His addresses at the Genetics Society meetings were inevitably of a high standard with new findings from his experimental program presented every year. Above all they were colourful and entertaining and fired the imagination of his audience. Along with Otto Frankel,

Following his retirement from Melbourne in 1975, White accepted a visiting fellowship in the Research School of Biological Sciences at the Australian National University (ANU) in Canberra. Along with David Shaw he was a major figure in an active cytogenetic team headed by Professor Bernard John, an ex-Darlington student. Even though nominally retired, White attracted, on merit, research grants from both Australia and the United States. He published a substantial part of his total research papers during a very active period at the ANU. During this time he also renewed associations with the CSIRO laboratory at Plant Industry in which he had worked in earlier years. The CSIRO laboratory and the ANU collaborated in seminars and the organisation of journal clubs. Jim Peacock and his colleague, Elizabeth Dennis, molecular biologists in CSIRO, were able to provide him with another set of complementary skills to probe the evolutionary puzzles of the morabines.

In this period in Canberra, his last major period of research, he also renewed his ties with Italy. In 1978, he was elected a Fellow of the Accademia Nazionale dei Lincei, an honour he prized above almost any other, and he took every available opportunity to lecture and conduct research in the country that along with Australia he had identified as homeland territory. It was in Italy, in what proved to be his last visit, that he was stricken with a cancer that not long afterwards ended his life. From his last visit he returned elated because he had been able to visit Corsica and Sardinia, islands he had long wanted to see.


Michael White was one of the most distinguished scientists of his generation to work in Australia. Throughout his career he made important contributions to many aspects of cytology and cytogenetics and to evolutionary biology, including speciation theory and systematics. He had an awesome capacity for unremitting hard work and continued his research activities up until a few days before his death. He died from cancer on the 16 December 1983 at age 73, still at the height of his career. At the time of his death he was acknowledged as the world’s leading cytogeneticist.
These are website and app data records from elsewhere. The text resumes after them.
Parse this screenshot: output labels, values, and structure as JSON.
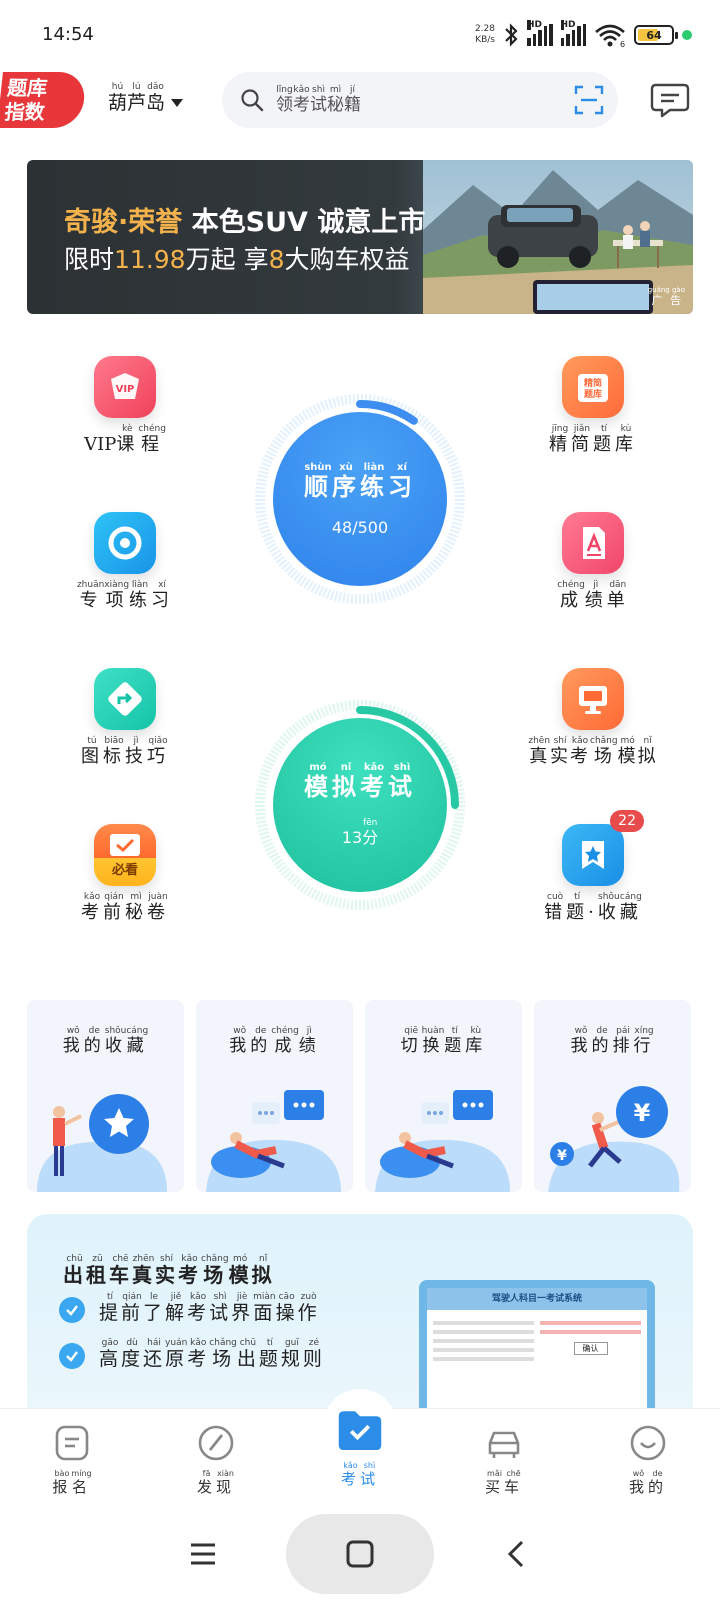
{
  "status_bar": {
    "time": "14:54",
    "net_speed_value": "2.28",
    "net_speed_unit": "KB/s",
    "hd1": "HD",
    "hd2": "HD",
    "wifi_sub": "6",
    "battery": "64"
  },
  "header": {
    "logo_line1": "题库",
    "logo_line2": "指数",
    "city": {
      "chars": [
        {
          "c": "葫",
          "p": "hú"
        },
        {
          "c": "芦",
          "p": "lú"
        },
        {
          "c": "岛",
          "p": "dǎo"
        }
      ]
    },
    "search_placeholder": [
      {
        "c": "领",
        "p": "lǐng"
      },
      {
        "c": "考",
        "p": "kǎo"
      },
      {
        "c": "试",
        "p": "shì"
      },
      {
        "c": "秘",
        "p": "mì"
      },
      {
        "c": "籍",
        "p": "jí"
      }
    ]
  },
  "banner": {
    "brand": "奇骏·荣誉",
    "headline": "本色SUV 诚意上市",
    "line2_prefix": "限时",
    "price": "11.98",
    "line2_mid": "万起",
    "line2_suffix": "享",
    "benefit_count": "8",
    "benefit_text": "大购车权益",
    "ad_label": "广告",
    "ad_pinyin": "guǎng gào"
  },
  "features": {
    "vip": {
      "prefix": "VIP",
      "chars": [
        {
          "c": "课",
          "p": "kè"
        },
        {
          "c": "程",
          "p": "chéng"
        }
      ],
      "icon_text": "VIP"
    },
    "jingjian": {
      "chars": [
        {
          "c": "精",
          "p": "jīng"
        },
        {
          "c": "简",
          "p": "jiǎn"
        },
        {
          "c": "题",
          "p": "tí"
        },
        {
          "c": "库",
          "p": "kù"
        }
      ],
      "icon_text": "精简\n题库"
    },
    "zhuanxiang": {
      "chars": [
        {
          "c": "专",
          "p": "zhuān"
        },
        {
          "c": "项",
          "p": "xiàng"
        },
        {
          "c": "练",
          "p": "liàn"
        },
        {
          "c": "习",
          "p": "xí"
        }
      ]
    },
    "chengji": {
      "chars": [
        {
          "c": "成",
          "p": "chéng"
        },
        {
          "c": "绩",
          "p": "jì"
        },
        {
          "c": "单",
          "p": "dān"
        }
      ]
    },
    "tubiao": {
      "chars": [
        {
          "c": "图",
          "p": "tú"
        },
        {
          "c": "标",
          "p": "biāo"
        },
        {
          "c": "技",
          "p": "jì"
        },
        {
          "c": "巧",
          "p": "qiǎo"
        }
      ]
    },
    "zhenshi": {
      "chars": [
        {
          "c": "真",
          "p": "zhēn"
        },
        {
          "c": "实",
          "p": "shí"
        },
        {
          "c": "考",
          "p": "kǎo"
        },
        {
          "c": "场",
          "p": "chǎng"
        },
        {
          "c": "模",
          "p": "mó"
        },
        {
          "c": "拟",
          "p": "nǐ"
        }
      ]
    },
    "kaoqian": {
      "chars": [
        {
          "c": "考",
          "p": "kǎo"
        },
        {
          "c": "前",
          "p": "qián"
        },
        {
          "c": "秘",
          "p": "mì"
        },
        {
          "c": "卷",
          "p": "juàn"
        }
      ],
      "icon_text": "必看"
    },
    "cuoti": {
      "chars": [
        {
          "c": "错",
          "p": "cuò"
        },
        {
          "c": "题",
          "p": "tí"
        },
        {
          "c": "·",
          "p": ""
        },
        {
          "c": "收",
          "p": "shōu"
        },
        {
          "c": "藏",
          "p": "cáng"
        }
      ],
      "badge": "22"
    }
  },
  "circles": {
    "order": {
      "chars": [
        {
          "c": "顺",
          "p": "shùn"
        },
        {
          "c": "序",
          "p": "xù"
        },
        {
          "c": "练",
          "p": "liàn"
        },
        {
          "c": "习",
          "p": "xí"
        }
      ],
      "progress": "48/500",
      "done": 48,
      "total": 500
    },
    "exam": {
      "chars": [
        {
          "c": "模",
          "p": "mó"
        },
        {
          "c": "拟",
          "p": "nǐ"
        },
        {
          "c": "考",
          "p": "kǎo"
        },
        {
          "c": "试",
          "p": "shì"
        }
      ],
      "score": "13",
      "unit": {
        "c": "分",
        "p": "fēn"
      },
      "score_fraction": 0.13
    }
  },
  "cards": [
    {
      "chars": [
        {
          "c": "我",
          "p": "wǒ"
        },
        {
          "c": "的",
          "p": "de"
        },
        {
          "c": "收",
          "p": "shōu"
        },
        {
          "c": "藏",
          "p": "cáng"
        }
      ]
    },
    {
      "chars": [
        {
          "c": "我",
          "p": "wǒ"
        },
        {
          "c": "的",
          "p": "de"
        },
        {
          "c": "成",
          "p": "chéng"
        },
        {
          "c": "绩",
          "p": "jì"
        }
      ]
    },
    {
      "chars": [
        {
          "c": "切",
          "p": "qiē"
        },
        {
          "c": "换",
          "p": "huàn"
        },
        {
          "c": "题",
          "p": "tí"
        },
        {
          "c": "库",
          "p": "kù"
        }
      ]
    },
    {
      "chars": [
        {
          "c": "我",
          "p": "wǒ"
        },
        {
          "c": "的",
          "p": "de"
        },
        {
          "c": "排",
          "p": "pái"
        },
        {
          "c": "行",
          "p": "xíng"
        }
      ]
    }
  ],
  "promo": {
    "title": [
      {
        "c": "出",
        "p": "chū"
      },
      {
        "c": "租",
        "p": "zū"
      },
      {
        "c": "车",
        "p": "chē"
      },
      {
        "c": "真",
        "p": "zhēn"
      },
      {
        "c": "实",
        "p": "shí"
      },
      {
        "c": "考",
        "p": "kǎo"
      },
      {
        "c": "场",
        "p": "chǎng"
      },
      {
        "c": "模",
        "p": "mó"
      },
      {
        "c": "拟",
        "p": "nǐ"
      }
    ],
    "items": [
      [
        {
          "c": "提",
          "p": "tí"
        },
        {
          "c": "前",
          "p": "qián"
        },
        {
          "c": "了",
          "p": "le"
        },
        {
          "c": "解",
          "p": "jiě"
        },
        {
          "c": "考",
          "p": "kǎo"
        },
        {
          "c": "试",
          "p": "shì"
        },
        {
          "c": "界",
          "p": "jiè"
        },
        {
          "c": "面",
          "p": "miàn"
        },
        {
          "c": "操",
          "p": "cāo"
        },
        {
          "c": "作",
          "p": "zuò"
        }
      ],
      [
        {
          "c": "高",
          "p": "gāo"
        },
        {
          "c": "度",
          "p": "dù"
        },
        {
          "c": "还",
          "p": "hái"
        },
        {
          "c": "原",
          "p": "yuán"
        },
        {
          "c": "考",
          "p": "kǎo"
        },
        {
          "c": "场",
          "p": "chǎng"
        },
        {
          "c": "出",
          "p": "chū"
        },
        {
          "c": "题",
          "p": "tí"
        },
        {
          "c": "规",
          "p": "guī"
        },
        {
          "c": "则",
          "p": "zé"
        }
      ]
    ],
    "screen_title": "驾驶人科目一考试系统",
    "screen_button": "确认"
  },
  "tabbar": [
    {
      "chars": [
        {
          "c": "报",
          "p": "bào"
        },
        {
          "c": "名",
          "p": "míng"
        }
      ],
      "icon": "document-icon",
      "active": false
    },
    {
      "chars": [
        {
          "c": "发",
          "p": "fā"
        },
        {
          "c": "现",
          "p": "xiàn"
        }
      ],
      "icon": "compass-icon",
      "active": false
    },
    {
      "chars": [
        {
          "c": "考",
          "p": "kǎo"
        },
        {
          "c": "试",
          "p": "shì"
        }
      ],
      "icon": "folder-check-icon",
      "active": true
    },
    {
      "chars": [
        {
          "c": "买",
          "p": "mǎi"
        },
        {
          "c": "车",
          "p": "chē"
        }
      ],
      "icon": "car-icon",
      "active": false
    },
    {
      "chars": [
        {
          "c": "我",
          "p": "wǒ"
        },
        {
          "c": "的",
          "p": "de"
        }
      ],
      "icon": "smile-icon",
      "active": false
    }
  ],
  "colors": {
    "accent": "#2b8de8",
    "order_circle": "#3d8ef0",
    "exam_circle": "#27c9a5",
    "badge": "#e84b4b",
    "banner_highlight": "#f4b24c"
  }
}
His importance to science is indicated by his membership of many of the world’s most prestigious academic societies and in the variety of international honours bestowed on him (see below). White was honoured by a Festschrift on his seventieth birthday (Evolution and Speciation, 1981; edited by WR Atchley and DS Woodruff).

Honours and awards



Foreign Associate, US National Academy of Sciences


Fellow, Linnean Society of London honoris causa


Foreign Member, American Philosophical Society


Socio Straniero, Accademia Nazionale dei Lincei


Honorary Foreign Member, American Academy of Arts and Sciences


Fellow of University College, London


Fellow, Royal Society of London


Fellow, Australian Academy of Science



Linnean Medal for Zoology, Linnean Society of London


Minerva Medal, University of Rome


Silver Medal for Research, Royal Society of Victoria


Mueller Medal, ANZAAS


1961 – 62

Member of Council, Australian Academy of Science

Positions held


Visiting Fellow, Department of Population Biology, Australian National University


Visiting Agassiz Professor, Harvard University

1964 – 75

Professor of Genetics, University of Melbourne


Visiting Fellow, Witwatersrand University, South Africa

1958 – 64

Professor of Zoology, University of Melbourne

1957 – 58

Professor of Zoology, University of Missouri

1953 – 56

Senior Research Fellow, CSIRO, Canberra

1947 – 53

Professor of Zoology, University of Texas


Reader in Zoology, University of London


Guest Investigator, Department of Genetics, Carnegie Institution of Washington, Cold Spring Harbor, NY

1940 – 45

Wartime positions as Statistician and Entomologist in British Ministry of Food

1937 – 38

Rockefeller Research Fellow, Columbia University

1935 – 46

Lecturer in Zoology, University College, London

1932 – 35

Assistant Lecturer in Zoology, University College, London